Personal life[edit]

Daniels married conductor Scott Walters, at Dumbarton House in Washington, on June 21, 2014; the ceremony was conducted by United States Supreme Court Justice Ruth Bader Ginsburg.[5][3]

Sexual assault allegations[edit]

In the fall of 2018, Daniels was placed on leave with the University of Michigan School of Music, Theatre & Dance after allegations of sexual assault were made by a student in August 2018.[6] A second student accused Daniels of sexual assault, and brought civil lawsuits against both Daniels and the University of Michigan, in October 2018.[7] Following this, the San Francisco Opera removed Daniels from its 2019 production of Orlando "after considerable deliberation given the serious allegations of sexual assault."[7] On January 29, 2019, Daniels and his husband were arrested in Ann Arbor, Michigan and face extradition to Texas based on the first student’s allegations.[8]

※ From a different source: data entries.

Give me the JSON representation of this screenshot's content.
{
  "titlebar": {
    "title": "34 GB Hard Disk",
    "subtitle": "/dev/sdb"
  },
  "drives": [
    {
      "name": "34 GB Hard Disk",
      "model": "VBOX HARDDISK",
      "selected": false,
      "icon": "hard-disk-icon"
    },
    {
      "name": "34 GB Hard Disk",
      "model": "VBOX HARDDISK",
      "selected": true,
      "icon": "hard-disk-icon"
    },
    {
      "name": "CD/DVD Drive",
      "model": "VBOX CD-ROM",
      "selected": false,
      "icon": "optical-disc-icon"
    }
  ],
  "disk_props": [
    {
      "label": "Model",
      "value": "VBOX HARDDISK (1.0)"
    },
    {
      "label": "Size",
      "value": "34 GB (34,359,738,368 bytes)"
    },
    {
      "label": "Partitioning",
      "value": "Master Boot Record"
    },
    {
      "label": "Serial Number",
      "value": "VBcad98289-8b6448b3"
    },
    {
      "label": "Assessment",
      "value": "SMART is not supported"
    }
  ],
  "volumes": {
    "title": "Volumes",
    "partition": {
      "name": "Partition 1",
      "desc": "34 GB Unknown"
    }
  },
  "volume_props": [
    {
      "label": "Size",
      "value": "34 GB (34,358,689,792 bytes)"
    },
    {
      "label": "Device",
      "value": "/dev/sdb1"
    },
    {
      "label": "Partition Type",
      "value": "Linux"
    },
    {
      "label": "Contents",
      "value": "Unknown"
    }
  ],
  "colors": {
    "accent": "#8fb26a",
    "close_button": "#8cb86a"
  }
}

  1. ^ https://www.mercurynews.com/2019/02/08/sf-opera-names-replacement-to-david-daniels-in-orlando-following-sex-assault-charges/
  2. ^ David Daniels, "More on Oscar", theodoremorrisonmusic.com. Retrieved 22 March 2013
  3. ^ a b "Return of the king", interview by Roy Wood, parterre box, January 28, 2015
  4. ^ "U-M School of Music, Theatre & Dance - News". University of Michigan School of Music, Theatre & Dance. Retrieved 22 April 2018.
  5. ^ Kettle, Martin (23 August 2001). "Get back in the closet". The Guardian. Retrieved 14 October 2014.
  6. ^ "Lawsuit accuses opera singer David Daniels of sexual assault". Seattle Times. Associated Press. 24 October 2018. Retrieved 6 December 2018.
  7. ^ a b Kosman, Joshua (8 November 2018). "SF Opera removes David Daniels from production amid sexual assault allegations". San Francisco Chronicle. Retrieved 6 December 2018.
  8. ^ "University of Michigan opera professor, husband charged with sexual assault in Texas". mlive.com. Retrieved 4 February 2019.

External links[edit]